* Work item *
Restating the data exactly is the whole task.
======
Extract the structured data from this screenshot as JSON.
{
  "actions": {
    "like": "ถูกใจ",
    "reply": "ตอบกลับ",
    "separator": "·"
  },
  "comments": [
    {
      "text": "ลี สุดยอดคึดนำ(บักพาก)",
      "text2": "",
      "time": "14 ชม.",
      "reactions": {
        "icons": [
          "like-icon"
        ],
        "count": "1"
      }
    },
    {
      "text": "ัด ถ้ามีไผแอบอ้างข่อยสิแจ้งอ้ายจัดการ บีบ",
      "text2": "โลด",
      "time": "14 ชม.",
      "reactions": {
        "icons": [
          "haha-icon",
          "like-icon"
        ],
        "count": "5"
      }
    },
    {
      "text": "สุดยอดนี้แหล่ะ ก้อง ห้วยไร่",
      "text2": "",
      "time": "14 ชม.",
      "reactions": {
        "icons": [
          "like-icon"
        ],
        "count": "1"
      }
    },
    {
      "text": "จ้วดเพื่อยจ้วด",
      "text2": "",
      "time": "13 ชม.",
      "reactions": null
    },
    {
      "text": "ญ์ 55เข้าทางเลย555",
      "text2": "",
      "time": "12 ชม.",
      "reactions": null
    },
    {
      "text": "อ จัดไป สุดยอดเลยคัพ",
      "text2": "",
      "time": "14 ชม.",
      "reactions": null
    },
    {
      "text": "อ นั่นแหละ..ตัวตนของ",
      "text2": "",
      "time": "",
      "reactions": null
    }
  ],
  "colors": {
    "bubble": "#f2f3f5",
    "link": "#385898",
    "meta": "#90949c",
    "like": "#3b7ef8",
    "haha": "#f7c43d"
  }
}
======
* Completed exercise *
Extract the structured data from this screenshot as JSON.
{
  "actions": {
    "like": "ถูกใจ",
    "reply": "ตอบกลับ",
    "separator": "·"
  },
  "comments": [
    {
      "text": "ลี สุดยอดคึดนำ(บักพาก)",
      "text2": "",
      "time": "14 ชม.",
      "reactions": {
        "icons": [
          "like-icon"
        ],
        "count": "1"
      }
    },
    {
      "text": "ัด ถ้ามีไผแอบอ้างข่อยสิแจ้งอ้ายจัดการ บีบ",
      "text2": "โลด",
      "time": "14 ชม.",
      "reactions": {
        "icons": [
          "haha-icon",
          "like-icon"
        ],
        "count": "5"
      }
    },
    {
      "text": "สุดยอดนี้แหล่ะ ก้อง ห้วยไร่",
      "text2": "",
      "time": "14 ชม.",
      "reactions": {
        "icons": [
          "like-icon"
        ],
        "count": "1"
      }
    },
    {
      "text": "จ้วดเพื่อยจ้วด",
      "text2": "",
      "time": "13 ชม.",
      "reactions": null
    },
    {
      "text": "ญ์ 55เข้าทางเลย555",
      "text2": "",
      "time": "12 ชม.",
      "reactions": null
    },
    {
      "text": "อ จัดไป สุดยอดเลยคัพ",
      "text2": "",
      "time": "14 ชม.",
      "reactions": null
    },
    {
      "text": "อ นั่นแหละ..ตัวตนของ",
      "text2": "",
      "time": "",
      "reactions": null
    }
  ],
  "colors": {
    "bubble": "#f2f3f5",
    "link": "#385898",
    "meta": "#90949c",
    "like": "#3b7ef8",
    "haha": "#f7c43d"
  }
}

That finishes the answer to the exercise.